# What you will do:
Which lines of the data contain the string "JSON"? Copy every one.

-- Records for the task follows --

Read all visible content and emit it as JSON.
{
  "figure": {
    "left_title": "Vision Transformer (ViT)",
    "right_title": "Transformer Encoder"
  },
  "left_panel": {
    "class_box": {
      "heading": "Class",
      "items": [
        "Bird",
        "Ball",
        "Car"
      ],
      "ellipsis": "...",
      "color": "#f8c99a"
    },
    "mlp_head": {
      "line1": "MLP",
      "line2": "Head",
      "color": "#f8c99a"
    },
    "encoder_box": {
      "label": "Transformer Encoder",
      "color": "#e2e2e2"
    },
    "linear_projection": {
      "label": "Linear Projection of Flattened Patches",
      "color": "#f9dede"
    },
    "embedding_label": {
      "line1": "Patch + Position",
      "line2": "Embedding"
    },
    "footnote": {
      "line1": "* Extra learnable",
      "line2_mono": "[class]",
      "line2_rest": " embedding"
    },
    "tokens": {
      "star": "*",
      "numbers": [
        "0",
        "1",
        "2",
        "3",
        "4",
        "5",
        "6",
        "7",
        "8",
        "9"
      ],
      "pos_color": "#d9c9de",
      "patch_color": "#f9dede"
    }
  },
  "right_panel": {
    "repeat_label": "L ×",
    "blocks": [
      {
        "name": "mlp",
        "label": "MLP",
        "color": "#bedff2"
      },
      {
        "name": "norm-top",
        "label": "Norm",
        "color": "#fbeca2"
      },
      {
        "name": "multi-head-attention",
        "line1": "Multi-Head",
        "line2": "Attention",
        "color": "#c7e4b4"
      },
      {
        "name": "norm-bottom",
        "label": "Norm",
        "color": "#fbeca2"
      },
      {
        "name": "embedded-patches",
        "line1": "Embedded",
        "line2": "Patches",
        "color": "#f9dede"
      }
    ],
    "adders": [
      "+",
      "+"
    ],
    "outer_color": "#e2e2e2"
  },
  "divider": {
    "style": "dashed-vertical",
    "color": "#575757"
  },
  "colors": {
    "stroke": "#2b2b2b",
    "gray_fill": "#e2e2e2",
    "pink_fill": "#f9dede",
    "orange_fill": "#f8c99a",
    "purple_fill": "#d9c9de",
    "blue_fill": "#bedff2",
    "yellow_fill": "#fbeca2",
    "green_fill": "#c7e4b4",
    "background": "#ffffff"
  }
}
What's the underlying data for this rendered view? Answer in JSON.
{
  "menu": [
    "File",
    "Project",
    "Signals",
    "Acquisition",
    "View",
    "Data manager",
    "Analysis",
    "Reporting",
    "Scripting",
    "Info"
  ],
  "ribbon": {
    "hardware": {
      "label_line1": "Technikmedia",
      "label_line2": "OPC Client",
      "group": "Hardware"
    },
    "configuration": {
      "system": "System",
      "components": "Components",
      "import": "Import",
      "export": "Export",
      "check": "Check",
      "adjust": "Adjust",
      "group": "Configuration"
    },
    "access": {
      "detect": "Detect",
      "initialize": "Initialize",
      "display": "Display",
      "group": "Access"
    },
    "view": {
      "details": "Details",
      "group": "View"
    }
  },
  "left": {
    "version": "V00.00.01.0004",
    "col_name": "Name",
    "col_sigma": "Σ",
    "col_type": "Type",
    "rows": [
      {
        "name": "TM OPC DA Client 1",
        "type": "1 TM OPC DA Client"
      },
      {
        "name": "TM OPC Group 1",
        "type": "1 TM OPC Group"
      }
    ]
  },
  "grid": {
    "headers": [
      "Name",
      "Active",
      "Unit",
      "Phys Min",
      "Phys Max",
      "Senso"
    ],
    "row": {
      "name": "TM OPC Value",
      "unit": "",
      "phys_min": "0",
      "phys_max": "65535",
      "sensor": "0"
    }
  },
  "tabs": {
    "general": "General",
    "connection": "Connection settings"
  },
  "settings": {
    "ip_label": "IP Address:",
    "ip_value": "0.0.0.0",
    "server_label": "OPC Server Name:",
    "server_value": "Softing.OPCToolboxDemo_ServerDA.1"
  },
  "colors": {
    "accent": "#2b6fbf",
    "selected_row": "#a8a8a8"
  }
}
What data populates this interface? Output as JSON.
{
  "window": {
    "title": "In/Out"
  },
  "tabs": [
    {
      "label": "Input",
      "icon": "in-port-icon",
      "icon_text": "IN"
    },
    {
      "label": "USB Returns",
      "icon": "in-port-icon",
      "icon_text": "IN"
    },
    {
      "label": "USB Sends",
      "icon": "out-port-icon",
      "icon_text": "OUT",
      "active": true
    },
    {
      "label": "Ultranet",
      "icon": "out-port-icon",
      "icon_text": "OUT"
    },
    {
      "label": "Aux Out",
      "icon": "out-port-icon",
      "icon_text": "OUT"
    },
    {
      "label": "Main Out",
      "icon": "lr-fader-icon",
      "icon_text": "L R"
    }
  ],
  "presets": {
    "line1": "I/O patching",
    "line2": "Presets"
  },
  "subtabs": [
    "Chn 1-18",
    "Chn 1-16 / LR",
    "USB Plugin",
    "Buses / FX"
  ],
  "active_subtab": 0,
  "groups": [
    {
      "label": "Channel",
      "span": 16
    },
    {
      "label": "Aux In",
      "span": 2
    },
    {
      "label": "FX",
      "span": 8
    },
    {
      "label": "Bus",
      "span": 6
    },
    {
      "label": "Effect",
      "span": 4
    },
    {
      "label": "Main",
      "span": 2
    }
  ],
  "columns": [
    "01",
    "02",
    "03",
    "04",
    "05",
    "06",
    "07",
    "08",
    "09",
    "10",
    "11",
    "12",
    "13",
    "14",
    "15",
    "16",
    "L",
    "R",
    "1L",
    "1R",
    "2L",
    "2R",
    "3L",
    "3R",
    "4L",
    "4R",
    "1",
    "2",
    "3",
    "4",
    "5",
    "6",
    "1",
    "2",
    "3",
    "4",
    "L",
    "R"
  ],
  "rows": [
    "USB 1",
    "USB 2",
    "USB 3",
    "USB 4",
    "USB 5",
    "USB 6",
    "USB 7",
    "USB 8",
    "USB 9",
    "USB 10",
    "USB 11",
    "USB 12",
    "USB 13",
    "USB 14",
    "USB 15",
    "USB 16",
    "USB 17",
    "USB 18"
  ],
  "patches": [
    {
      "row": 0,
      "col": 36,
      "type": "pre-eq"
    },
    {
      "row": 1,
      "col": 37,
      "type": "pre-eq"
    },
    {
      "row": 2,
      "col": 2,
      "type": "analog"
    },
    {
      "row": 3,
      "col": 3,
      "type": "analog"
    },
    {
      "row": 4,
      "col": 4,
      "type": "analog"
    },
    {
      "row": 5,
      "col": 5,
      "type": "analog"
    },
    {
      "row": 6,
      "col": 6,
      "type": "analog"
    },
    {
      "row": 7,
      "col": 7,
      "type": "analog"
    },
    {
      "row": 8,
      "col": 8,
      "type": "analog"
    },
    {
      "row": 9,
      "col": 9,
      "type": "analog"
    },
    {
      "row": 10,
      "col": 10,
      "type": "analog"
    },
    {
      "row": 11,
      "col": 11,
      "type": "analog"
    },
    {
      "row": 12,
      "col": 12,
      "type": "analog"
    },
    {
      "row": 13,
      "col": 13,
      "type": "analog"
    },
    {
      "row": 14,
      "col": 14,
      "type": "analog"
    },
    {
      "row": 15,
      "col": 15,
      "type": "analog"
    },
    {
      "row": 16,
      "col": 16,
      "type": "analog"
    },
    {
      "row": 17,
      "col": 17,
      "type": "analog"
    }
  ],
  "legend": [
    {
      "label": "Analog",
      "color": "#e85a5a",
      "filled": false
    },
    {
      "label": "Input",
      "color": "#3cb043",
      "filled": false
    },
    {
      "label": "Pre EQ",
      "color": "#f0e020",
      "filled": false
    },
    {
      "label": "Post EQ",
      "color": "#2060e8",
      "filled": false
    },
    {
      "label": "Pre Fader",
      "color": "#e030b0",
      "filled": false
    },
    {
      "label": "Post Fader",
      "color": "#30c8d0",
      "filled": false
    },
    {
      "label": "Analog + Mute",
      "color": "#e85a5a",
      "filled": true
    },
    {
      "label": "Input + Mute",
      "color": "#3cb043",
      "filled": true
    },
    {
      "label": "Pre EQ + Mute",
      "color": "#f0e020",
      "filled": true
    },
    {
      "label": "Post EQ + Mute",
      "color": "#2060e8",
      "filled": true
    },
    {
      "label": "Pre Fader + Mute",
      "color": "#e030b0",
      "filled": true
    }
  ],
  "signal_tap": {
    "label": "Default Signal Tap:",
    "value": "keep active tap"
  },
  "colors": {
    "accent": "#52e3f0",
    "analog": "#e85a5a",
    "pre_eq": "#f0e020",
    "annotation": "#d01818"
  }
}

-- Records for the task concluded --

# Task result:
Read all visible content and emit it as JSON.
What's the underlying data for this rendered view? Answer in JSON.
What data populates this interface? Output as JSON.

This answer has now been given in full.